Aim of the task -
The required result is a copy of each line below in which "true" appears.

____ Provided entries

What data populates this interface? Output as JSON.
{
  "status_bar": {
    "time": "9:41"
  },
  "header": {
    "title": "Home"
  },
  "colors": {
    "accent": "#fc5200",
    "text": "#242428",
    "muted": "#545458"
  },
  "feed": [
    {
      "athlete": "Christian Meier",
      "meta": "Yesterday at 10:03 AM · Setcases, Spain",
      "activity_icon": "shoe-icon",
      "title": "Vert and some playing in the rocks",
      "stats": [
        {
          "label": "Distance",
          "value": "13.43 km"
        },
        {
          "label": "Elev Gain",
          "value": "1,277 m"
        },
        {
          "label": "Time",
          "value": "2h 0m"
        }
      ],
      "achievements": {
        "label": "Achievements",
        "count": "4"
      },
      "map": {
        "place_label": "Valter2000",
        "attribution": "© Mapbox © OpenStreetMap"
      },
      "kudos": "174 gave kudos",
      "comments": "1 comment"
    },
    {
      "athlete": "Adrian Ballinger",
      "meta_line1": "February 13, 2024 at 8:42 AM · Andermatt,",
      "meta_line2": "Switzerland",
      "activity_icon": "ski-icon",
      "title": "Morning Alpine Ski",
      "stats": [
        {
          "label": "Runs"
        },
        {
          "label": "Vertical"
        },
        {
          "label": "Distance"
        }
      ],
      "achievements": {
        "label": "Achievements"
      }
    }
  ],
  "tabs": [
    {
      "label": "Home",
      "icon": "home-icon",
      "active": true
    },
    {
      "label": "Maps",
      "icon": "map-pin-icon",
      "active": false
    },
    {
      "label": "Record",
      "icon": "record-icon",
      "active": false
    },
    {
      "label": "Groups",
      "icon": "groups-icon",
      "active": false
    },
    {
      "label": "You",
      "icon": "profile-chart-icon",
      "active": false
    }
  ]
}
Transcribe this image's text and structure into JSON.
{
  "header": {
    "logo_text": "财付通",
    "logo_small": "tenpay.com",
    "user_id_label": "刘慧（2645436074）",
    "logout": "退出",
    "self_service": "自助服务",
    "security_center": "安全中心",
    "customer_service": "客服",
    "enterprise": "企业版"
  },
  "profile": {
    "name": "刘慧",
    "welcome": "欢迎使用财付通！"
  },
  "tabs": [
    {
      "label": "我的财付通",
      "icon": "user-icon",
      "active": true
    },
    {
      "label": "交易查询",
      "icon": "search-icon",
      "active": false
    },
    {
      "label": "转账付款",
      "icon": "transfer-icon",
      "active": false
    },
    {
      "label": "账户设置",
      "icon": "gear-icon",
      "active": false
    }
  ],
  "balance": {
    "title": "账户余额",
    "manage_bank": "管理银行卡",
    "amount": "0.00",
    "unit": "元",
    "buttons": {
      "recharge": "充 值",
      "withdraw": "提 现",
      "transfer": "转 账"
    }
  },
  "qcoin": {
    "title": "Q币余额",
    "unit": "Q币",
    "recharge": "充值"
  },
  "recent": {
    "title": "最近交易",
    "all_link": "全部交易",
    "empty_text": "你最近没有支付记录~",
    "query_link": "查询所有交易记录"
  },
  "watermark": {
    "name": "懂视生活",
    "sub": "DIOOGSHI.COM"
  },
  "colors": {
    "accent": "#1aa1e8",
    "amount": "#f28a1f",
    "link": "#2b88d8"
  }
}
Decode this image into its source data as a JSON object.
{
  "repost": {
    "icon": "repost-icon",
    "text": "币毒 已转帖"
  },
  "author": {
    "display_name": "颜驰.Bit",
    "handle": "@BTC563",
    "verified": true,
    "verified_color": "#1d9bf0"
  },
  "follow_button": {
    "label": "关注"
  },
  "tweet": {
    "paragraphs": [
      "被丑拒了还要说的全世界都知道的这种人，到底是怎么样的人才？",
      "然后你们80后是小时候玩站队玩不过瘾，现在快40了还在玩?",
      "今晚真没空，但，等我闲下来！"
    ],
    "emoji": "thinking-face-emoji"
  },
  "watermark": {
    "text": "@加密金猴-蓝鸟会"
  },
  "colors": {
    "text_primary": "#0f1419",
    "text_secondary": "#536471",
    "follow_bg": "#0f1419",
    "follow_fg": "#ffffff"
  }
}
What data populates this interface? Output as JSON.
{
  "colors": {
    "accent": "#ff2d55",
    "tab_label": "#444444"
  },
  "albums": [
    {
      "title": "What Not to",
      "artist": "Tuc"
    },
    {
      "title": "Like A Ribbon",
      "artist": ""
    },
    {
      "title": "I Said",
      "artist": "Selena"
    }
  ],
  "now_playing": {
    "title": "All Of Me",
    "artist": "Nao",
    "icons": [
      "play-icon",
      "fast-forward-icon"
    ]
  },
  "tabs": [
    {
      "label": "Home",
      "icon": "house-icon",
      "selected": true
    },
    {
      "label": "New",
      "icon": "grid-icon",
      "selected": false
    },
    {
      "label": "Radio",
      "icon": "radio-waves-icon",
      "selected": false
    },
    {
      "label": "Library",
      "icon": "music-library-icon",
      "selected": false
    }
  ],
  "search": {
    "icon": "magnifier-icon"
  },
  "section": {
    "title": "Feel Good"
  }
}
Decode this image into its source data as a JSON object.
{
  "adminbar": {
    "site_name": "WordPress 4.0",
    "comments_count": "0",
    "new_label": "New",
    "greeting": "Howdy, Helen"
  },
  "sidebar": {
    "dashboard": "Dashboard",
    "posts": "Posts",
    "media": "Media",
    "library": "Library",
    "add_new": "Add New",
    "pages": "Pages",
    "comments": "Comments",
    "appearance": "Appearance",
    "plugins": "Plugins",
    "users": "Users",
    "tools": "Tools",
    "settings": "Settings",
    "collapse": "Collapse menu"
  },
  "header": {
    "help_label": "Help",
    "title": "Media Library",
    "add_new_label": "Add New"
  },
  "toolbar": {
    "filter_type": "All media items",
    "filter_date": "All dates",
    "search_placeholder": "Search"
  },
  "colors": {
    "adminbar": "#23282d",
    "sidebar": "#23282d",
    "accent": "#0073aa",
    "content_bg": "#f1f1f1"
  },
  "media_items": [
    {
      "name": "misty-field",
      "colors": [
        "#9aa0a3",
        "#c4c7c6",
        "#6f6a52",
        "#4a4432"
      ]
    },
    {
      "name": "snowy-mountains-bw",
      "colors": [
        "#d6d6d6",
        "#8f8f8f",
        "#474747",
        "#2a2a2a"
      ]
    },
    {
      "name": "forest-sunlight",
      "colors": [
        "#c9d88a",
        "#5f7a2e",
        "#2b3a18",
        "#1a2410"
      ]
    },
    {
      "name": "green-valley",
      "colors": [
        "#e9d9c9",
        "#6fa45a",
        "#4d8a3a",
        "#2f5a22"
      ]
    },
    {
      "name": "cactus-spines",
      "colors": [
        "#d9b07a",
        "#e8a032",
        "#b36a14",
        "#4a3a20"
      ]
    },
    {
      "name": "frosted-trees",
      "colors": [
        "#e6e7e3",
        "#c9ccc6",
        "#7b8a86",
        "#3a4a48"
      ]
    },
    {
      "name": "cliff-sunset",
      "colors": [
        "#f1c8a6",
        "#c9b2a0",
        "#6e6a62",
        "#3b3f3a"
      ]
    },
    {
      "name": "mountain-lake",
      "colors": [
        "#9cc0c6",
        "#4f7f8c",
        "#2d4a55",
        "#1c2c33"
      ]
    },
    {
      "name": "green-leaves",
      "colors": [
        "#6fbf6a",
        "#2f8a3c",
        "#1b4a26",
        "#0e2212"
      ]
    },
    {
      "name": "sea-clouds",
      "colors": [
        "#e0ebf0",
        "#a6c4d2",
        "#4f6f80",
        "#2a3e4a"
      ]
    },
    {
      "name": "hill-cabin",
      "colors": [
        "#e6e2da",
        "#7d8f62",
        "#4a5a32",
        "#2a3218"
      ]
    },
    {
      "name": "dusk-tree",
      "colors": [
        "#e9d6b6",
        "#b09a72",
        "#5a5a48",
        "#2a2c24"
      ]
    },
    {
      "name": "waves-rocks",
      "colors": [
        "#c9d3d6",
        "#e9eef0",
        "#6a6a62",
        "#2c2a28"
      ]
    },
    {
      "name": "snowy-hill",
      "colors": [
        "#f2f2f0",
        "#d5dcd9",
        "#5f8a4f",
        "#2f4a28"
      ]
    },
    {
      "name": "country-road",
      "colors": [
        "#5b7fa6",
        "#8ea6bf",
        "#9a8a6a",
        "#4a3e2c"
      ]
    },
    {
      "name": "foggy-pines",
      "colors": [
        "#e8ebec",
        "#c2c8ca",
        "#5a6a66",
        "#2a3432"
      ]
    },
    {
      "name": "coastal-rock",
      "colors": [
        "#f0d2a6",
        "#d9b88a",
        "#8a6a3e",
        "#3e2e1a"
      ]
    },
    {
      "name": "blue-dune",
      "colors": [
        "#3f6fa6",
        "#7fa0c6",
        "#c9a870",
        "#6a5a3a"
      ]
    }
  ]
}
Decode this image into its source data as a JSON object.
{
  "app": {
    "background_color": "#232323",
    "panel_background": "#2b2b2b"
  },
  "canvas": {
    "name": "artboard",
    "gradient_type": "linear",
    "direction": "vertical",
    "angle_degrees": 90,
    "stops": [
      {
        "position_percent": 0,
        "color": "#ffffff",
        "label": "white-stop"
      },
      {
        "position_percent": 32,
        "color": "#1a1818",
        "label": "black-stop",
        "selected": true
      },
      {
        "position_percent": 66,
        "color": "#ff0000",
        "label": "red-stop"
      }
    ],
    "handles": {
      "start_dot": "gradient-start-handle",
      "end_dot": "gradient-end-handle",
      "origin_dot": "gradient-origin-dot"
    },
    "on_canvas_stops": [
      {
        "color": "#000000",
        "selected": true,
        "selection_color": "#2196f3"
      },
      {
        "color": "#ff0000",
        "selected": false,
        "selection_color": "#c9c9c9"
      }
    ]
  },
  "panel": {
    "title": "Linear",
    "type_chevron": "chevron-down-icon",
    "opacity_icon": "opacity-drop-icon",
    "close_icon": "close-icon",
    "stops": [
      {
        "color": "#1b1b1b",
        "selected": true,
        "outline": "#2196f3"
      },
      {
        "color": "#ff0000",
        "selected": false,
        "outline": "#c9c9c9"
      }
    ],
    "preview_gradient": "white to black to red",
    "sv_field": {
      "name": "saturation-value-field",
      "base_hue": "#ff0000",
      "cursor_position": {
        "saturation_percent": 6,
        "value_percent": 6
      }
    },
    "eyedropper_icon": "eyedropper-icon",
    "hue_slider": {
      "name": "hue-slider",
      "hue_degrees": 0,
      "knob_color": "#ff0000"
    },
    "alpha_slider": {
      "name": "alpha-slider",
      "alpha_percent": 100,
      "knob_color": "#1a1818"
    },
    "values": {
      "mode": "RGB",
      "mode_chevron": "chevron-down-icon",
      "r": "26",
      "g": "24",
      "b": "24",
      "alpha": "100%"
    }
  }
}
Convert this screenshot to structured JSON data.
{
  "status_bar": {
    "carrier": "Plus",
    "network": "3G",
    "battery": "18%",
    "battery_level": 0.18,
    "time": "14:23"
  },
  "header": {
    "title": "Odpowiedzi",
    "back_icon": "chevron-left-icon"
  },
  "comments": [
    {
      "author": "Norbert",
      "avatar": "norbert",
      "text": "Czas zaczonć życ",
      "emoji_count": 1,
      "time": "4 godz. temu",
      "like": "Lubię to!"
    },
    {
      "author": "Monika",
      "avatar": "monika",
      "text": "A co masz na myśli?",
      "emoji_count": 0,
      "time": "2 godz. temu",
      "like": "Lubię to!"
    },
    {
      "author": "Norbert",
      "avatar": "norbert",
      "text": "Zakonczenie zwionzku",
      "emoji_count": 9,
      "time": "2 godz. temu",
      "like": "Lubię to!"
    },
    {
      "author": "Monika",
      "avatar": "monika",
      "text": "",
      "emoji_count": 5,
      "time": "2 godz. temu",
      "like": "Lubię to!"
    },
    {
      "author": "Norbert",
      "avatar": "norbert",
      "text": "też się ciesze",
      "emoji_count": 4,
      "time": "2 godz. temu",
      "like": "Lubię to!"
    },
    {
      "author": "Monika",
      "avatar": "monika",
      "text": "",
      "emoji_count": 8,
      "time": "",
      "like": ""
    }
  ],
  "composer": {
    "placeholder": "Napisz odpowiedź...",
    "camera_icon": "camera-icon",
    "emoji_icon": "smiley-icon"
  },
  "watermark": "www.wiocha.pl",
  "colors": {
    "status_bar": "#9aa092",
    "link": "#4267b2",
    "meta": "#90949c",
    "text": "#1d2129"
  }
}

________

Result below -
      "active": true
      "active": true
    "verified": true,
      "selected": true
        "selected": true
        "selected": true,
        "selected": true,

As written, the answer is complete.